_Brief_. Filter these entries so that only lines with the word "JSON" remain.

_Study material_.
════

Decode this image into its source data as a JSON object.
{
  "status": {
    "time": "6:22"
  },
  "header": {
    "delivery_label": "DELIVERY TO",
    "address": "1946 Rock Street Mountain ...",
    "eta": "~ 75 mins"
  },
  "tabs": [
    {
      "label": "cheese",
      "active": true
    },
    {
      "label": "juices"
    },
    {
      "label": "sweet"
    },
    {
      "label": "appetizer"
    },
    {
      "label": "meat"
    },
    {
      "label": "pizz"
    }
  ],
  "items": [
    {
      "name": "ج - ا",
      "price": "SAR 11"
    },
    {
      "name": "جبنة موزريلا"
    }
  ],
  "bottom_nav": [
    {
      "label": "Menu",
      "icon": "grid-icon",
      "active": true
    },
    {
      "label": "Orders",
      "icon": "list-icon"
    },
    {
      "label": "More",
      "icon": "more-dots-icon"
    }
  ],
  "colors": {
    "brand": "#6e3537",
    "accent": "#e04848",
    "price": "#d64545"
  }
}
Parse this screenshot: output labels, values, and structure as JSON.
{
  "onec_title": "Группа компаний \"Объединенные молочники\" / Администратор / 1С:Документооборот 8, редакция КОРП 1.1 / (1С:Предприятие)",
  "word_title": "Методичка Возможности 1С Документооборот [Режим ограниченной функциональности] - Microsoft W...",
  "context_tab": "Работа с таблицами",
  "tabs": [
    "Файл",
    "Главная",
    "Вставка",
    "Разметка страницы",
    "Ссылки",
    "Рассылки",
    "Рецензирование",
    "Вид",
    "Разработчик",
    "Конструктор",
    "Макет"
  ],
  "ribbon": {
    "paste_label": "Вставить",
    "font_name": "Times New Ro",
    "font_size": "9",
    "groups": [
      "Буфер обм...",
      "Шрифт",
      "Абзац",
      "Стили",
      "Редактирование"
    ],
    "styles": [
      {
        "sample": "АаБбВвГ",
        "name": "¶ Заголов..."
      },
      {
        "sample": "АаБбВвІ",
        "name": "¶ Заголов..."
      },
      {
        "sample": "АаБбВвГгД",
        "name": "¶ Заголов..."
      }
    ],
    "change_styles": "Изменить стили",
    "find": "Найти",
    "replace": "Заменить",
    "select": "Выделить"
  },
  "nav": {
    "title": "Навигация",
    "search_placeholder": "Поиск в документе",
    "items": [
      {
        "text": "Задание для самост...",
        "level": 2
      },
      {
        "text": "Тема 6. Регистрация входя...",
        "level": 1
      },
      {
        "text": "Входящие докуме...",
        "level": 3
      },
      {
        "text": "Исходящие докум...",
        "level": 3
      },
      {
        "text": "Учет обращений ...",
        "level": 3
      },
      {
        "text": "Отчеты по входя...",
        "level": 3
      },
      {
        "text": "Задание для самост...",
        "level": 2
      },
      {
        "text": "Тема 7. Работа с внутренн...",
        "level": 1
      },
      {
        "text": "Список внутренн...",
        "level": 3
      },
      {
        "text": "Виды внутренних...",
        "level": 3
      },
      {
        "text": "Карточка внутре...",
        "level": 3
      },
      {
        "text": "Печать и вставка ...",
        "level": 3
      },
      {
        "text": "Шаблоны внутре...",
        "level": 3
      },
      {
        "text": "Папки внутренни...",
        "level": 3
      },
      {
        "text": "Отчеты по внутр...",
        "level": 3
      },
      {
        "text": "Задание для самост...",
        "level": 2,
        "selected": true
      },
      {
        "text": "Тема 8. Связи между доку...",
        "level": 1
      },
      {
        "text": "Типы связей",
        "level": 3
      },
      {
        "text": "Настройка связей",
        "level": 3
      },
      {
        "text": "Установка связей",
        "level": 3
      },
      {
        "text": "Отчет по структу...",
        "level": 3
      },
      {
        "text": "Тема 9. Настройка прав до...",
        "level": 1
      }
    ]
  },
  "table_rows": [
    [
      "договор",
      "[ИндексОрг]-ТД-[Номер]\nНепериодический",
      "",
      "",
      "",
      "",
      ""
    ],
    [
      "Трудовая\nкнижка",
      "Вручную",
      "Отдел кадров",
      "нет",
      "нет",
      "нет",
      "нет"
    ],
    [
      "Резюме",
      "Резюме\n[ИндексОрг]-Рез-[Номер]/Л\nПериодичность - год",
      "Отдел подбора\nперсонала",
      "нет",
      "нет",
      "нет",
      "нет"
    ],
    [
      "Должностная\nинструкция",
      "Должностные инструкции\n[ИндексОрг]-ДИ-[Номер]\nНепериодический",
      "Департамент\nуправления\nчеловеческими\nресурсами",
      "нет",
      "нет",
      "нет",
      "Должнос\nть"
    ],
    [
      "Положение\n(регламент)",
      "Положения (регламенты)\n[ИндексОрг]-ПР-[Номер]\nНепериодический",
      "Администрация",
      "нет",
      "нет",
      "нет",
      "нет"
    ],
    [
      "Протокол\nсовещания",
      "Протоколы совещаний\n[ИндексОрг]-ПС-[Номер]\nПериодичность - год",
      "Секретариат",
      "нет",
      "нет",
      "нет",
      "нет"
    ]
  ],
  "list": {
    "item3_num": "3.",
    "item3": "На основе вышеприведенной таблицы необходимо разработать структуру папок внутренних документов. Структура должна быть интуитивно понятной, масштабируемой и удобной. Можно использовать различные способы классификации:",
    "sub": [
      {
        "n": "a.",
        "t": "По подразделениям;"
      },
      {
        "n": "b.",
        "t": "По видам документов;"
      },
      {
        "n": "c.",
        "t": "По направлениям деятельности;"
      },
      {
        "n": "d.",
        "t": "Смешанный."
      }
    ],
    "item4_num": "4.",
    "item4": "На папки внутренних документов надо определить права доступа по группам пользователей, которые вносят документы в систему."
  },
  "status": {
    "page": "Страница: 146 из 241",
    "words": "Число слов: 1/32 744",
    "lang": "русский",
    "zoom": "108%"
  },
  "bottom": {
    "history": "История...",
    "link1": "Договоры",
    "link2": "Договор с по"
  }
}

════

_Response below_.
Decode this image into its source data as a JSON object.
Parse this screenshot: output labels, values, and structure as JSON.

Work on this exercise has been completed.